TERRE implementation course set to be released early in 2021, with a TERRE-like mechanism operating in standalone mode being assessed.
In an open letter, National Grid ESO has outlined the latest implementation plans for the TERRE (Trans European Replacement Reserves Exchange) project. It highlighted that of the four initial scenarios possible, only one and two are now under consideration, with three ruled to be not credible and four as just a nuance of scenario one.
Scenario one that would see GB participate as a third country to exchange replacement reserves using TERRE will not be permitted as originally envisaged.
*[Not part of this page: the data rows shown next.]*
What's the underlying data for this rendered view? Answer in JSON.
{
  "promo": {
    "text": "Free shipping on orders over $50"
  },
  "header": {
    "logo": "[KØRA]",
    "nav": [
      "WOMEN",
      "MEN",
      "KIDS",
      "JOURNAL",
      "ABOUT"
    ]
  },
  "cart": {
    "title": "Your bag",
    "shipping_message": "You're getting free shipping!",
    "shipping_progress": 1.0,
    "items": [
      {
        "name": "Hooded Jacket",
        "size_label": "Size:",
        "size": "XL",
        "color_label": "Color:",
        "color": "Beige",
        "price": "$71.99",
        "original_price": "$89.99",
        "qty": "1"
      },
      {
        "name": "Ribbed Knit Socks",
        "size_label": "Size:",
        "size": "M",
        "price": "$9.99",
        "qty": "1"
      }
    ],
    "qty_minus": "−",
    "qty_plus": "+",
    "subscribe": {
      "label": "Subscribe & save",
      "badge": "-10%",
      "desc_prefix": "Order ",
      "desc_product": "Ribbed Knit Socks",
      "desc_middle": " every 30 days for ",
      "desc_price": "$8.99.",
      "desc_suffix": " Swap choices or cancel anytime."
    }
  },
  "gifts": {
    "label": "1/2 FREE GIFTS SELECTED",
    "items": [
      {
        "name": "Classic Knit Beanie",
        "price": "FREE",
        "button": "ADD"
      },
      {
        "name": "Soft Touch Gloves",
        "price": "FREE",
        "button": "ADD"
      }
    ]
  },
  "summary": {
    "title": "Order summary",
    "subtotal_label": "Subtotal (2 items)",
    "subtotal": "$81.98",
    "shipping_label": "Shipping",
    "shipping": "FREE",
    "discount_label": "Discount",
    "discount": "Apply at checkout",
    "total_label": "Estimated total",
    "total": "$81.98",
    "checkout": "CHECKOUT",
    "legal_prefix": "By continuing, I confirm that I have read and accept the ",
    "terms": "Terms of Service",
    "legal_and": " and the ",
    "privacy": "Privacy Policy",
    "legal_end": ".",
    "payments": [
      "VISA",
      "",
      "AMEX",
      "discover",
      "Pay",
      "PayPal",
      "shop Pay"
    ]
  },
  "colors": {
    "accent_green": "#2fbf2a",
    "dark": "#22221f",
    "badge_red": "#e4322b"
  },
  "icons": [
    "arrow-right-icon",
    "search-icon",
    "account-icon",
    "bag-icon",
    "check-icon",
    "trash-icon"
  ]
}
As such there are two potential actions – dubbed scenario 1a and 1b – within the first of which Britain operates a TERRE-like mechanism in standalone mode. This would mean no cross-border component, so there is no need for revised interconnector agreements. In 1b, European replacement reserves would be accessed through a bilateral agreement, which would require revising existing agreements.
Scenario two involves an agreed final trade agreement position between the UK and Europe including balancing market arrangements, which would include access to TERRE.
Both scenario one and two involve waiting for legal clarity before proceeding, suggesting there will be further delays to the process. The ESO presented draft implementation plans for both scenario on 9 December 2020 to stakeholders, with some noting “that the timelines seemed quite longer than expected, given previous work”.
The open letter has been released following GB TERRE Implementation Group meetings at the end of 2020, which saw the new cross-industry group set up in response to Ofgem's open letter of 6 November 2020. This letter suggested that implementing Project TERRE in 2020 was “not prudent” and should be held off till January 2021 given the uncertainty around the UK’s access to EU balancing platforms.
Project TERRE had previously been set to go live on 30 June 2020, a date set following an extension due to “difficulties” with implementing new systems and controls. The ESO was then given greater flexibility to complete it until 27 October as the project was marked as low priority during the initial COVID-19 lockdown in April.
National Grid ESO’s most recent open letter states that the Implementation Group – which includes representatives from Ofgem, BEIS, Elexon, RTE, interconnectors and other interested market participants – will work to recommend an optimal course of action during the early part of 2021. This will include a cost-benefit analysis on a TERRE-like mechanism operating in standalone mode.